____ Task material
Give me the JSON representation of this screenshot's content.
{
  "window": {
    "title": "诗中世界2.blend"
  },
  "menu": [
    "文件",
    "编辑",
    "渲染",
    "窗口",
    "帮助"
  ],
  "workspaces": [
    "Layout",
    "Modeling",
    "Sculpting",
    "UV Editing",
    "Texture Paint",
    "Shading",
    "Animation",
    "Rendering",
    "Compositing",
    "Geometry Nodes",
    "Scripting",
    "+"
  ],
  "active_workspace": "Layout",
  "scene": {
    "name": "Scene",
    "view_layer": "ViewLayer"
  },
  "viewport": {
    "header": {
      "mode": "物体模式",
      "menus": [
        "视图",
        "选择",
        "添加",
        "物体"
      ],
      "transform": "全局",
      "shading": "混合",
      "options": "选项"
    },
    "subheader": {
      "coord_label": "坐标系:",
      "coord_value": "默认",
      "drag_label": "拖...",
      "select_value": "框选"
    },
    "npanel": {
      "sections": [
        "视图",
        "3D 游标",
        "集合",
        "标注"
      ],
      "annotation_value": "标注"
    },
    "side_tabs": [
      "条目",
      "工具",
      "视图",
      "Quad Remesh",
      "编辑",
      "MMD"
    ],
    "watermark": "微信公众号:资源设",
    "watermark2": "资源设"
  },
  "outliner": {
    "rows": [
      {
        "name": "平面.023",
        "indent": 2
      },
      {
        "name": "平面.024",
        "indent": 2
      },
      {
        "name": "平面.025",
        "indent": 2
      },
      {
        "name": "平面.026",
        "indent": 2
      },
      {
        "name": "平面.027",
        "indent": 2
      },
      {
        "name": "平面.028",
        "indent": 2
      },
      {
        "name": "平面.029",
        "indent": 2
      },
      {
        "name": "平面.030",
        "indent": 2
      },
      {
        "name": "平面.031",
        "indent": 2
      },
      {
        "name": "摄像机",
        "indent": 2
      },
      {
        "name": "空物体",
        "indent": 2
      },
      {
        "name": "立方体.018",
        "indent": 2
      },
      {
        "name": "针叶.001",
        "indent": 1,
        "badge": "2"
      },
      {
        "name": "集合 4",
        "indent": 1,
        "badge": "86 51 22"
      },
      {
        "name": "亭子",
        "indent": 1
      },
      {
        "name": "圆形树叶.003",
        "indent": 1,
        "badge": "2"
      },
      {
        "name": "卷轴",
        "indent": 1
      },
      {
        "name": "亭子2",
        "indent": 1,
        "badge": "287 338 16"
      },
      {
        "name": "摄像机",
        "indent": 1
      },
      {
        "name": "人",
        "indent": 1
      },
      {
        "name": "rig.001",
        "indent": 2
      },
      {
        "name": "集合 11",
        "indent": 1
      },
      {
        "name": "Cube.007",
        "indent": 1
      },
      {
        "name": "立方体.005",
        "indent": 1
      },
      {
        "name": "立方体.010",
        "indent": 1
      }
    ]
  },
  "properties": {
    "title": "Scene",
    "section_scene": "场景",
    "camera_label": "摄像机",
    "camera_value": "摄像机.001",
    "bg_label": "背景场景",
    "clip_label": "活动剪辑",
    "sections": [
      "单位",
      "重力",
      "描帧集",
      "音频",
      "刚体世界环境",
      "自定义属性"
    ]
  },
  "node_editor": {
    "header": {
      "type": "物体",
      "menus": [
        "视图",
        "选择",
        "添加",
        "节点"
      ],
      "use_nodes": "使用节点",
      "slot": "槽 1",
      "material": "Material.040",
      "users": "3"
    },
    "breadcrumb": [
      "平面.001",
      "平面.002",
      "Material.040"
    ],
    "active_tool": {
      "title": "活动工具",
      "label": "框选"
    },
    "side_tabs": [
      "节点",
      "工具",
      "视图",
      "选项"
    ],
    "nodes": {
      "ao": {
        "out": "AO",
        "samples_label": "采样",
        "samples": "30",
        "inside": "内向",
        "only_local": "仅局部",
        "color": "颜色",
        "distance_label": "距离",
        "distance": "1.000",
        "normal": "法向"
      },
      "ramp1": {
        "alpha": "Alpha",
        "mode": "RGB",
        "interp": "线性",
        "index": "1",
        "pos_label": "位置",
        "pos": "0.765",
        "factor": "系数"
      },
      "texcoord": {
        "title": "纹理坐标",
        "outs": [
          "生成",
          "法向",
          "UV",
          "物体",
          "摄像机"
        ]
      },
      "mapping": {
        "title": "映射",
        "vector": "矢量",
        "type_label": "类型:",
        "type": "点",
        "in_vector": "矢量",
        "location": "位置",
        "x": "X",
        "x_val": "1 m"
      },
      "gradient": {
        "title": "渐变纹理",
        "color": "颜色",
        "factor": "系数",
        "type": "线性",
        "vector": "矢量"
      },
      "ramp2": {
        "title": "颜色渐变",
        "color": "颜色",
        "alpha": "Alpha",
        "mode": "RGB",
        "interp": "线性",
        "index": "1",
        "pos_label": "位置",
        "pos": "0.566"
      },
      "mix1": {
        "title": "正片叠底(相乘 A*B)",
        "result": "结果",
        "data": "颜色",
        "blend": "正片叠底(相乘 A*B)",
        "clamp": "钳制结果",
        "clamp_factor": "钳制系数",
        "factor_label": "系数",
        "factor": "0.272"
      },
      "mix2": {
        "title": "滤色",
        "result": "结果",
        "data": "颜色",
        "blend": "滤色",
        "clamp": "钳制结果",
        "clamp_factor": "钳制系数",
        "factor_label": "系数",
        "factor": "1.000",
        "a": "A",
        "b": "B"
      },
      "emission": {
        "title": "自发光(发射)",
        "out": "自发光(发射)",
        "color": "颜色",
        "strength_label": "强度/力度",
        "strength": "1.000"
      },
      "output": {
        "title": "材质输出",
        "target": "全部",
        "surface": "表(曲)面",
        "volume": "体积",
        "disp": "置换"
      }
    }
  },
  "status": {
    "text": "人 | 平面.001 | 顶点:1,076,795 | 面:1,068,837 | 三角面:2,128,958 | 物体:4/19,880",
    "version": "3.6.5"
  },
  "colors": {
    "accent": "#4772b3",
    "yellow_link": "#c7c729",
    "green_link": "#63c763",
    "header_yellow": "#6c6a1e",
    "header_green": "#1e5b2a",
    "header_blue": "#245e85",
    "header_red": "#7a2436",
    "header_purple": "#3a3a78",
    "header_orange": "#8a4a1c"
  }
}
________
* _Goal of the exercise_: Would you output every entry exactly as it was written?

* _Solution for this problem_:
Give me the JSON representation of this screenshot's content.
{
  "window": {
    "title": "诗中世界2.blend"
  },
  "menu": [
    "文件",
    "编辑",
    "渲染",
    "窗口",
    "帮助"
  ],
  "workspaces": [
    "Layout",
    "Modeling",
    "Sculpting",
    "UV Editing",
    "Texture Paint",
    "Shading",
    "Animation",
    "Rendering",
    "Compositing",
    "Geometry Nodes",
    "Scripting",
    "+"
  ],
  "active_workspace": "Layout",
  "scene": {
    "name": "Scene",
    "view_layer": "ViewLayer"
  },
  "viewport": {
    "header": {
      "mode": "物体模式",
      "menus": [
        "视图",
        "选择",
        "添加",
        "物体"
      ],
      "transform": "全局",
      "shading": "混合",
      "options": "选项"
    },
    "subheader": {
      "coord_label": "坐标系:",
      "coord_value": "默认",
      "drag_label": "拖...",
      "select_value": "框选"
    },
    "npanel": {
      "sections": [
        "视图",
        "3D 游标",
        "集合",
        "标注"
      ],
      "annotation_value": "标注"
    },
    "side_tabs": [
      "条目",
      "工具",
      "视图",
      "Quad Remesh",
      "编辑",
      "MMD"
    ],
    "watermark": "微信公众号:资源设",
    "watermark2": "资源设"
  },
  "outliner": {
    "rows": [
      {
        "name": "平面.023",
        "indent": 2
      },
      {
        "name": "平面.024",
        "indent": 2
      },
      {
        "name": "平面.025",
        "indent": 2
      },
      {
        "name": "平面.026",
        "indent": 2
      },
      {
        "name": "平面.027",
        "indent": 2
      },
      {
        "name": "平面.028",
        "indent": 2
      },
      {
        "name": "平面.029",
        "indent": 2
      },
      {
        "name": "平面.030",
        "indent": 2
      },
      {
        "name": "平面.031",
        "indent": 2
      },
      {
        "name": "摄像机",
        "indent": 2
      },
      {
        "name": "空物体",
        "indent": 2
      },
      {
        "name": "立方体.018",
        "indent": 2
      },
      {
        "name": "针叶.001",
        "indent": 1,
        "badge": "2"
      },
      {
        "name": "集合 4",
        "indent": 1,
        "badge": "86 51 22"
      },
      {
        "name": "亭子",
        "indent": 1
      },
      {
        "name": "圆形树叶.003",
        "indent": 1,
        "badge": "2"
      },
      {
        "name": "卷轴",
        "indent": 1
      },
      {
        "name": "亭子2",
        "indent": 1,
        "badge": "287 338 16"
      },
      {
        "name": "摄像机",
        "indent": 1
      },
      {
        "name": "人",
        "indent": 1
      },
      {
        "name": "rig.001",
        "indent": 2
      },
      {
        "name": "集合 11",
        "indent": 1
      },
      {
        "name": "Cube.007",
        "indent": 1
      },
      {
        "name": "立方体.005",
        "indent": 1
      },
      {
        "name": "立方体.010",
        "indent": 1
      }
    ]
  },
  "properties": {
    "title": "Scene",
    "section_scene": "场景",
    "camera_label": "摄像机",
    "camera_value": "摄像机.001",
    "bg_label": "背景场景",
    "clip_label": "活动剪辑",
    "sections": [
      "单位",
      "重力",
      "描帧集",
      "音频",
      "刚体世界环境",
      "自定义属性"
    ]
  },
  "node_editor": {
    "header": {
      "type": "物体",
      "menus": [
        "视图",
        "选择",
        "添加",
        "节点"
      ],
      "use_nodes": "使用节点",
      "slot": "槽 1",
      "material": "Material.040",
      "users": "3"
    },
    "breadcrumb": [
      "平面.001",
      "平面.002",
      "Material.040"
    ],
    "active_tool": {
      "title": "活动工具",
      "label": "框选"
    },
    "side_tabs": [
      "节点",
      "工具",
      "视图",
      "选项"
    ],
    "nodes": {
      "ao": {
        "out": "AO",
        "samples_label": "采样",
        "samples": "30",
        "inside": "内向",
        "only_local": "仅局部",
        "color": "颜色",
        "distance_label": "距离",
        "distance": "1.000",
        "normal": "法向"
      },
      "ramp1": {
        "alpha": "Alpha",
        "mode": "RGB",
        "interp": "线性",
        "index": "1",
        "pos_label": "位置",
        "pos": "0.765",
        "factor": "系数"
      },
      "texcoord": {
        "title": "纹理坐标",
        "outs": [
          "生成",
          "法向",
          "UV",
          "物体",
          "摄像机"
        ]
      },
      "mapping": {
        "title": "映射",
        "vector": "矢量",
        "type_label": "类型:",
        "type": "点",
        "in_vector": "矢量",
        "location": "位置",
        "x": "X",
        "x_val": "1 m"
      },
      "gradient": {
        "title": "渐变纹理",
        "color": "颜色",
        "factor": "系数",
        "type": "线性",
        "vector": "矢量"
      },
      "ramp2": {
        "title": "颜色渐变",
        "color": "颜色",
        "alpha": "Alpha",
        "mode": "RGB",
        "interp": "线性",
        "index": "1",
        "pos_label": "位置",
        "pos": "0.566"
      },
      "mix1": {
        "title": "正片叠底(相乘 A*B)",
        "result": "结果",
        "data": "颜色",
        "blend": "正片叠底(相乘 A*B)",
        "clamp": "钳制结果",
        "clamp_factor": "钳制系数",
        "factor_label": "系数",
        "factor": "0.272"
      },
      "mix2": {
        "title": "滤色",
        "result": "结果",
        "data": "颜色",
        "blend": "滤色",
        "clamp": "钳制结果",
        "clamp_factor": "钳制系数",
        "factor_label": "系数",
        "factor": "1.000",
        "a": "A",
        "b": "B"
      },
      "emission": {
        "title": "自发光(发射)",
        "out": "自发光(发射)",
        "color": "颜色",
        "strength_label": "强度/力度",
        "strength": "1.000"
      },
      "output": {
        "title": "材质输出",
        "target": "全部",
        "surface": "表(曲)面",
        "volume": "体积",
        "disp": "置换"
      }
    }
  },
  "status": {
    "text": "人 | 平面.001 | 顶点:1,076,795 | 面:1,068,837 | 三角面:2,128,958 | 物体:4/19,880",
    "version": "3.6.5"
  },
  "colors": {
    "accent": "#4772b3",
    "yellow_link": "#c7c729",
    "green_link": "#63c763",
    "header_yellow": "#6c6a1e",
    "header_green": "#1e5b2a",
    "header_blue": "#245e85",
    "header_red": "#7a2436",
    "header_purple": "#3a3a78",
    "header_orange": "#8a4a1c"
  }
}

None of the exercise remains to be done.